Problem description
Go over the data and keep only the lines that include "outage".

Component data from apps and pages:
-----

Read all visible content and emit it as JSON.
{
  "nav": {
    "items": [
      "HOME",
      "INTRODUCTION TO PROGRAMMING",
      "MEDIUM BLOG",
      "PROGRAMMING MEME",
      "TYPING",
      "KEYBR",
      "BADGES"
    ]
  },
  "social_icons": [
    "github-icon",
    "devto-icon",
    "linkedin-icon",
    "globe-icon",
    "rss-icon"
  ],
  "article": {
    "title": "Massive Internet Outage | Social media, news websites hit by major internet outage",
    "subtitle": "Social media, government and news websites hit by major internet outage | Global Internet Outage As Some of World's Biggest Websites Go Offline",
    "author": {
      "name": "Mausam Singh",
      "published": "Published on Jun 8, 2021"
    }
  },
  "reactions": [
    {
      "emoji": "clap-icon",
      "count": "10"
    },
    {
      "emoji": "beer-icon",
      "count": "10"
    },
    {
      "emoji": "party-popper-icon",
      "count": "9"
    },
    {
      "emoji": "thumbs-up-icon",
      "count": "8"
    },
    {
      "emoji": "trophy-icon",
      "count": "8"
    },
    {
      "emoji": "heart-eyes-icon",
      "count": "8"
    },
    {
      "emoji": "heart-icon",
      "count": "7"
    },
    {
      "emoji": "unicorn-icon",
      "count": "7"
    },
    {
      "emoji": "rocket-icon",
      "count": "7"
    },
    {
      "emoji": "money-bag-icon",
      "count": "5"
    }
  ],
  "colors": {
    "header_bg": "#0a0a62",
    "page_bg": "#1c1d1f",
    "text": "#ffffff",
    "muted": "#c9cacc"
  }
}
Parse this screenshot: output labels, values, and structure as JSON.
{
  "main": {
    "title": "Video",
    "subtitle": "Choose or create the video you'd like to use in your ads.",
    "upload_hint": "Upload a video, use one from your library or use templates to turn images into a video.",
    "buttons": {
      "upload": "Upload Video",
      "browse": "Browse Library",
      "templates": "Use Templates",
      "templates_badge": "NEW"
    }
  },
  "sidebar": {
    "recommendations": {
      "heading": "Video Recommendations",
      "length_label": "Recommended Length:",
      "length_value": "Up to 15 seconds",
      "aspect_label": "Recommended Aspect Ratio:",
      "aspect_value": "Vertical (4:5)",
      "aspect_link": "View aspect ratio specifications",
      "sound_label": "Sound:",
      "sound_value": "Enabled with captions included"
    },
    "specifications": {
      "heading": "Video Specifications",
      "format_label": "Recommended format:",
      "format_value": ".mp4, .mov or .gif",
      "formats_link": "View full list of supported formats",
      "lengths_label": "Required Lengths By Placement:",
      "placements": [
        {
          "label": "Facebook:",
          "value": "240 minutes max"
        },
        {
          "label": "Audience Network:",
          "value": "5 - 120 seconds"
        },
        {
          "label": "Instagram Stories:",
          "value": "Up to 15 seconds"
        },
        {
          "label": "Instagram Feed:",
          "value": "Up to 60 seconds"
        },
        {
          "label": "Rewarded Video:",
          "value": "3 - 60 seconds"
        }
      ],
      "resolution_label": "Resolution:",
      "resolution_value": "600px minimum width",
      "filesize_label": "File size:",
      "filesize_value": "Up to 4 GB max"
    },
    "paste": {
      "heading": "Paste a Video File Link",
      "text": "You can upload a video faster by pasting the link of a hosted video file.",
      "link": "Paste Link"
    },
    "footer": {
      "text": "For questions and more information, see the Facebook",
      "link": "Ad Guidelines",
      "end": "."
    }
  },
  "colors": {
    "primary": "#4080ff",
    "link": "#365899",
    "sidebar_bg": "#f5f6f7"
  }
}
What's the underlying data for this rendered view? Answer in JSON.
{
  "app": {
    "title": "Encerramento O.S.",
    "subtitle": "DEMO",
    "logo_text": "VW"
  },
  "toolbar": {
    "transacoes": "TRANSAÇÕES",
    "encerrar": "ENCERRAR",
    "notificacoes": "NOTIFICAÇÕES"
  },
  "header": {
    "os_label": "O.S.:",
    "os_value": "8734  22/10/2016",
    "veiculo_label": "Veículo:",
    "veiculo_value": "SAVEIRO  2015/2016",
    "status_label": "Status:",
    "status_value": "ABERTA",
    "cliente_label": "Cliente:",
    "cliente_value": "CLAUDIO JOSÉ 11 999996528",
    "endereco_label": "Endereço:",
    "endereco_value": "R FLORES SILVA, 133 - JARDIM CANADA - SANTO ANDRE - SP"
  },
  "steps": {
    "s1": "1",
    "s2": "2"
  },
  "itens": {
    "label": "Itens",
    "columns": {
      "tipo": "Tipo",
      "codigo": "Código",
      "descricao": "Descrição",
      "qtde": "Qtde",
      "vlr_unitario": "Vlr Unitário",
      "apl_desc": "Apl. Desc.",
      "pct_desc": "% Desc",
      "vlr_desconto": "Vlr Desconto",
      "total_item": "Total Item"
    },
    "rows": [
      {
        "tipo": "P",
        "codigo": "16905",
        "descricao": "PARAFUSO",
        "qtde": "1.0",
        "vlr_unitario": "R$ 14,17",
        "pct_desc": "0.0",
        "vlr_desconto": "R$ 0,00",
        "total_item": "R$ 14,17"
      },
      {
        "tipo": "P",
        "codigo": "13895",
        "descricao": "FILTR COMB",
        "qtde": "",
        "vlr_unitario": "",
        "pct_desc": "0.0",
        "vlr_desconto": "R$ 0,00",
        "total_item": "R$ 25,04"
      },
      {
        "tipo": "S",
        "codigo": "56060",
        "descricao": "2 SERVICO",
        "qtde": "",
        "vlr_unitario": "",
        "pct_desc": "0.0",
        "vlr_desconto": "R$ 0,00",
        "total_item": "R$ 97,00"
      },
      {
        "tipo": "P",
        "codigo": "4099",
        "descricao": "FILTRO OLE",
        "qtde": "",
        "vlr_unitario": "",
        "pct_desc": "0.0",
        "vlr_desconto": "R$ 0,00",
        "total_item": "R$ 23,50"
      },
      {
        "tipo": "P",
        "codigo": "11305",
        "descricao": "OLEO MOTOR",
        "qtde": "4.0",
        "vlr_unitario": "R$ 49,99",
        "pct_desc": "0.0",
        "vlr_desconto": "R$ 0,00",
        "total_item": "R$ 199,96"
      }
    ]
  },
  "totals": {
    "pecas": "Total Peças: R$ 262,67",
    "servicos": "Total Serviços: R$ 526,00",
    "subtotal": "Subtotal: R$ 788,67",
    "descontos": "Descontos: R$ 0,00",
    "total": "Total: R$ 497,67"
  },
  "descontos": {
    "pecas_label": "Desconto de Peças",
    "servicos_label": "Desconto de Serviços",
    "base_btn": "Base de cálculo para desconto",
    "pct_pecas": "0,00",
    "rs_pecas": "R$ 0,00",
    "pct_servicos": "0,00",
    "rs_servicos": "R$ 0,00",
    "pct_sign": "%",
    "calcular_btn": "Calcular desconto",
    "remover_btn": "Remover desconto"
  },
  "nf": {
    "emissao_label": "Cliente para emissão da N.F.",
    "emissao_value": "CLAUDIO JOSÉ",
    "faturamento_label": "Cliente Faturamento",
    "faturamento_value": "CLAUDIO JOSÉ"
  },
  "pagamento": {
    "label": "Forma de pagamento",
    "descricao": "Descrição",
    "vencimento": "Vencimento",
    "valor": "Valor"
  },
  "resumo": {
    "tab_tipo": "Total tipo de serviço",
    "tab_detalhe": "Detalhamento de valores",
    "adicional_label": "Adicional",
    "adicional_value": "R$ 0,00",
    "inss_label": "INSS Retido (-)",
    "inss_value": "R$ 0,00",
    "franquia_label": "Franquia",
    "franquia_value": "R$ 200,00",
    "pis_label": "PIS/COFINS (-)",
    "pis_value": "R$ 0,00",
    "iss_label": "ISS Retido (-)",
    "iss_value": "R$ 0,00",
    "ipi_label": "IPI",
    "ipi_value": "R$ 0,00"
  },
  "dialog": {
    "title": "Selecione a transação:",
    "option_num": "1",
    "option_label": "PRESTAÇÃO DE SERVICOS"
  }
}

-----

Response for this exercise
    "title": "Massive Internet Outage | Social media, news websites hit by major internet outage",
    "subtitle": "Social media, government and news websites hit by major internet outage | Global Internet Outage As Some of World's Biggest Websites Go Offline",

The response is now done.